“When we get beyond earnings season and investors are wondering what now can drive the market higher or lower, knowing that we had a strong earnings season and companies did not lower their guidance very much will provide some support for stocks,” she said.
Earnings for S&P 500 companies grew about 20 percent in the first and second quarters, and experts expect similar results for the third quarter.
On Thursday the stock market looks the way it has looked for most of this year: high-tech and consumer-focused companies lead the way while steadier, defensive stocks that pay big dividends weren’t doing much, or lost ground. But huge companies like Microsoft have slumped this month.
Two other giant U.S. companies, Amazon and Alphabet, will report their third-quarter results after the close of trading. Amazon is the second-most valuable U.S. stock and Alphabet is fourth.
Smaller and more U.S.-focused companies have also been sinking as Wall Street worries about future growth in the U.S. economy, which is tightly connected to their profits, as well as the possibility that rising interest rates will make it tougher for them to pay back their debts.
The Russell 2000 index gained 36 points, or 2.5 percent, to 1,505. It’s fallen 13.5 percent since the end of August and is down 2 percent so far this year.
The French CAC 40 jumped 1.6 percent and Germany’s DAX added 1 percent. The British FTSE 100 rose 0.6 percent, although WPP, the world’s largest advertising company, said its business slowed in the third quarter and warned about weaker annual earnings. U.S.-traded shares of WPP fell 17.5 percent to $57.75.
Japan’s Nikkei 225 index swooned 3.7 percent and Hong Kong’s Hang Seng index ended 1 percent lower. The Kospi in South Korea dropped 1.6 percent. The heaviest losses came from technology companies including chipmakers Tokyo Electron and Taiwan Semiconductor Manufacturing and South Korea’s Samsung Electronics. Japanese telecoms and energy giant Softbank lost 4.4 percent.
U.S. bond prices edged lower. The yield on the 10-year Treasury note rose to 3.14 percent from 3.12 percent.
Benchmark U.S. crude rose 0.8 percent to $67.33 a barrel in New York. Brent crude, the benchmark for international oil prices, rose 0.9 percent to $76.89 a barrel in London.
Wholesale gasoline lost 0.5 percent to $1.81 a gallon. Heating oil added 1.2 percent to $2.28 a gallon and natural gas gained 1.1 percent to $3.20 per 1,000 cubic feet.
Gold rose 0.1 percent to $1,232.40 an ounce.
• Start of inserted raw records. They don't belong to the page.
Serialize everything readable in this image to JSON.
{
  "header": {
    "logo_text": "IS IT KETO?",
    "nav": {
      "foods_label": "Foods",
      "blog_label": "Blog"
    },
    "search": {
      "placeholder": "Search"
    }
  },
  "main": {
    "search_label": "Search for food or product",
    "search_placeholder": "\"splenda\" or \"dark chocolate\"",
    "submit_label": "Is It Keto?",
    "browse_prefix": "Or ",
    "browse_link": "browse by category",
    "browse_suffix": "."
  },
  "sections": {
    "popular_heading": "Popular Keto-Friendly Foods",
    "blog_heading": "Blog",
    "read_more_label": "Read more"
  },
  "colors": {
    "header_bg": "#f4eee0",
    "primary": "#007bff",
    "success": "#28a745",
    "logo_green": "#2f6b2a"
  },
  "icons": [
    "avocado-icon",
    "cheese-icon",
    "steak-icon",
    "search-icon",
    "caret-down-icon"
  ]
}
Silver fell 0.3 percent to $14.63 an ounce. Copper dipped 0.1 percent to $2.75 a pound.
The dollar climbed to 112.59 yen from 112.44 yen. The euro fell to $1.1362 from $1.1387.
Elaine Kurtenbach in Bangkok and Katie Tam in Hong Kong contributed to this report.